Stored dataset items
□ □ □ □ □

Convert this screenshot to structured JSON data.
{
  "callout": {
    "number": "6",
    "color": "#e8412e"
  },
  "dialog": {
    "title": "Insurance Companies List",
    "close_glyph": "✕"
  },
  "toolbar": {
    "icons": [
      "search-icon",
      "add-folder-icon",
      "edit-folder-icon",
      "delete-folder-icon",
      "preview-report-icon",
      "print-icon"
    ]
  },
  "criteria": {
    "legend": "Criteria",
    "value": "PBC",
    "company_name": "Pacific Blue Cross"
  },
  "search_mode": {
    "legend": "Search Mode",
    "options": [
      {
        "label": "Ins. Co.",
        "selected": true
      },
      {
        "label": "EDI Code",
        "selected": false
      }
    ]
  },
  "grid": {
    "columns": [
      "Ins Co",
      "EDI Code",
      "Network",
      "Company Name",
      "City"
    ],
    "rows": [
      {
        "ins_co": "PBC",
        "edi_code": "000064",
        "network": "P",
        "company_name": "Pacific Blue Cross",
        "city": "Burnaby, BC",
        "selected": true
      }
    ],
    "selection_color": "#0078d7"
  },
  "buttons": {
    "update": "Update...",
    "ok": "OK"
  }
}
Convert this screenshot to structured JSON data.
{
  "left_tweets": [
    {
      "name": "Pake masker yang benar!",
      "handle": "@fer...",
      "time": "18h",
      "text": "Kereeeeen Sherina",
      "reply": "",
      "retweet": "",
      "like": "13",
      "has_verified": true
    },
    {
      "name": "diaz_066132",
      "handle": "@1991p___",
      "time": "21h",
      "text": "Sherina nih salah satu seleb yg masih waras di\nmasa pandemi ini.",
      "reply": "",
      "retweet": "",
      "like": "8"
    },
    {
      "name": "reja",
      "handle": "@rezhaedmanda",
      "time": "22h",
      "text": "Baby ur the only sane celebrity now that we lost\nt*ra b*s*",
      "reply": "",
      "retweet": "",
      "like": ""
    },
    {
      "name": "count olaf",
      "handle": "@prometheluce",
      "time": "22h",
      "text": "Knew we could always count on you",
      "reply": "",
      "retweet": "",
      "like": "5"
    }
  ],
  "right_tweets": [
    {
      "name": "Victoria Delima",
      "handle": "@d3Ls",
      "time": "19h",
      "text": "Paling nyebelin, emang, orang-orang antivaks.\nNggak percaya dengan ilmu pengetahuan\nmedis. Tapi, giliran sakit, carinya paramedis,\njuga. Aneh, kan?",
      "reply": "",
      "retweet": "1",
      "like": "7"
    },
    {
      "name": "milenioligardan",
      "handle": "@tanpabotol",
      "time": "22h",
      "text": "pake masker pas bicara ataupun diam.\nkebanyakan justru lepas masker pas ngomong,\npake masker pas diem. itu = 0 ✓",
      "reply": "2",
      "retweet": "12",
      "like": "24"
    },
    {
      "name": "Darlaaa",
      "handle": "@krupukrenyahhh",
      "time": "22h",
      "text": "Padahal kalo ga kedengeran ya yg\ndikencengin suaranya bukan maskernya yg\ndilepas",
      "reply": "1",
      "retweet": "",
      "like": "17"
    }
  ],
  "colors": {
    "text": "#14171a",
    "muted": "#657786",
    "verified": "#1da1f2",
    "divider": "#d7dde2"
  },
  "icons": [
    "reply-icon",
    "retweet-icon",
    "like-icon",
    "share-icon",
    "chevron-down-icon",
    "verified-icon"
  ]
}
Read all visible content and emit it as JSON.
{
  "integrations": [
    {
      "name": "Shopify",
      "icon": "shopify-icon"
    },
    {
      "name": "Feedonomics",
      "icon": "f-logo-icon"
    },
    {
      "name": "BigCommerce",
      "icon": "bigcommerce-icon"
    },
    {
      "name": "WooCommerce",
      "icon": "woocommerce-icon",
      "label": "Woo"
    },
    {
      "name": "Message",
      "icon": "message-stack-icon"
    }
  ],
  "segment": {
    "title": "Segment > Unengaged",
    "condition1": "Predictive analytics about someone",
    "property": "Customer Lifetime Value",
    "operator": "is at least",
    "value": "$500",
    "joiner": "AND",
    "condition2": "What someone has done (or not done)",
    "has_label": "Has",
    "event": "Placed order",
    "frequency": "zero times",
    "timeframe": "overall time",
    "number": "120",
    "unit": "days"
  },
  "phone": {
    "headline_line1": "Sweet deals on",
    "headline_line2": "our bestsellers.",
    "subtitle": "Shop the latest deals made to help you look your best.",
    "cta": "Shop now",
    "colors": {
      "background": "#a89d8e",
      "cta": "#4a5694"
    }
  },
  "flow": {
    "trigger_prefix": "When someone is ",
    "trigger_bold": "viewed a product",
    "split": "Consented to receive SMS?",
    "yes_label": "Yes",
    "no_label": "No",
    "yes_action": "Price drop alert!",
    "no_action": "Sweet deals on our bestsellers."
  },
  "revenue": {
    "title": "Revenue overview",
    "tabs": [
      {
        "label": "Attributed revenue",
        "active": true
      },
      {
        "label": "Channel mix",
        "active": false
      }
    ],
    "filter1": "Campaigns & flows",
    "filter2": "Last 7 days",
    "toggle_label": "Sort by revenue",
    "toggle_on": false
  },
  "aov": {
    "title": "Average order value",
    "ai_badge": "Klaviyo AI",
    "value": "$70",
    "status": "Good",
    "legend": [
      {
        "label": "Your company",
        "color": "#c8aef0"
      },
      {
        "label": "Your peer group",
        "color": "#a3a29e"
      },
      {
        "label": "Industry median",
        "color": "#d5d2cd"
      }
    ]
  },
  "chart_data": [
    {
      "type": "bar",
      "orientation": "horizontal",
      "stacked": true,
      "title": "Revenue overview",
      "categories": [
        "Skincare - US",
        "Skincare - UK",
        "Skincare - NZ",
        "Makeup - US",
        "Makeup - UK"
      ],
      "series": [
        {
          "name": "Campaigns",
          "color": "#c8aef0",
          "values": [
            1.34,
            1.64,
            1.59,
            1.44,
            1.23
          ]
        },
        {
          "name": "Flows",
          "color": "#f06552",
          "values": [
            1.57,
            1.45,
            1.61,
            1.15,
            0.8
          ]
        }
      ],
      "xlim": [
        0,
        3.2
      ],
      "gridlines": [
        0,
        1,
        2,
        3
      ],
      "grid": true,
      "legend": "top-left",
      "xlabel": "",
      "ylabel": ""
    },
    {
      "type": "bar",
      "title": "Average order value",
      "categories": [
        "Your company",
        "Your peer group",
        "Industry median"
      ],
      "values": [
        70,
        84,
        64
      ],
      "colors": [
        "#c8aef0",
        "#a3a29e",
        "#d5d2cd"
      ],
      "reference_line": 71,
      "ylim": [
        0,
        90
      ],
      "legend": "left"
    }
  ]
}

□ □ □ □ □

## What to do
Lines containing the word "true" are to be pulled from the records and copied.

## Output
        "selected": true
        "selected": true
      "has_verified": true
        "active": true
      "stacked": true,
      "grid": true,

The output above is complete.